*** Begin section ***

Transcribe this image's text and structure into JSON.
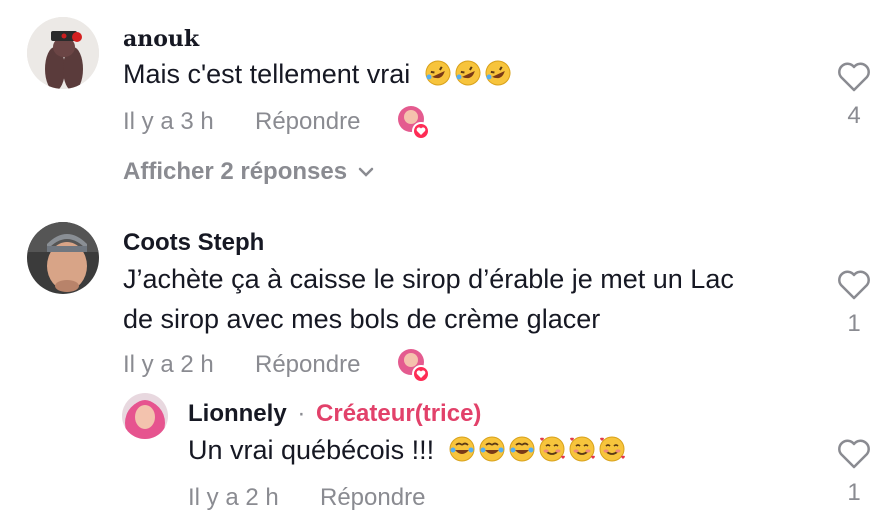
{
  "comments": [
    {
      "author": "anouk",
      "text": "Mais c'est tellement vrai",
      "emoji": [
        "rofl-emoji",
        "rofl-emoji",
        "rofl-emoji"
      ],
      "time": "Il y a 3 h",
      "reply_label": "Répondre",
      "likes": "4",
      "view_replies": "Afficher 2 réponses"
    },
    {
      "author": "Coots Steph",
      "text_line1": "J’achète ça à caisse le sirop d’érable je met un Lac",
      "text_line2": "de sirop avec mes bols de crème glacer",
      "time": "Il y a 2 h",
      "reply_label": "Répondre",
      "likes": "1",
      "replies": [
        {
          "author": "Lionnely",
          "separator": "·",
          "badge": "Créateur(trice)",
          "text": "Un vrai québécois !!!",
          "emoji": [
            "joy-emoji",
            "joy-emoji",
            "joy-emoji",
            "smiling-hearts-emoji",
            "smiling-hearts-emoji",
            "smiling-hearts-emoji"
          ],
          "time": "Il y a 2 h",
          "reply_label": "Répondre",
          "likes": "1"
        }
      ]
    }
  ],
  "colors": {
    "text": "#161823",
    "muted": "#8a8b91",
    "creator_badge": "#e2416a",
    "liked_by_creator": "#fe2c55"
  }
}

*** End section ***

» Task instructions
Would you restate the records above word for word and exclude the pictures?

» Task solution
Transcribe this image's text and structure into JSON.
{
  "comments": [
    {
      "author": "anouk",
      "text": "Mais c'est tellement vrai",
      "emoji": [
        "rofl-emoji",
        "rofl-emoji",
        "rofl-emoji"
      ],
      "time": "Il y a 3 h",
      "reply_label": "Répondre",
      "likes": "4",
      "view_replies": "Afficher 2 réponses"
    },
    {
      "author": "Coots Steph",
      "text_line1": "J’achète ça à caisse le sirop d’érable je met un Lac",
      "text_line2": "de sirop avec mes bols de crème glacer",
      "time": "Il y a 2 h",
      "reply_label": "Répondre",
      "likes": "1",
      "replies": [
        {
          "author": "Lionnely",
          "separator": "·",
          "badge": "Créateur(trice)",
          "text": "Un vrai québécois !!!",
          "emoji": [
            "joy-emoji",
            "joy-emoji",
            "joy-emoji",
            "smiling-hearts-emoji",
            "smiling-hearts-emoji",
            "smiling-hearts-emoji"
          ],
          "time": "Il y a 2 h",
          "reply_label": "Répondre",
          "likes": "1"
        }
      ]
    }
  ],
  "colors": {
    "text": "#161823",
    "muted": "#8a8b91",
    "creator_badge": "#e2416a",
    "liked_by_creator": "#fe2c55"
  }
}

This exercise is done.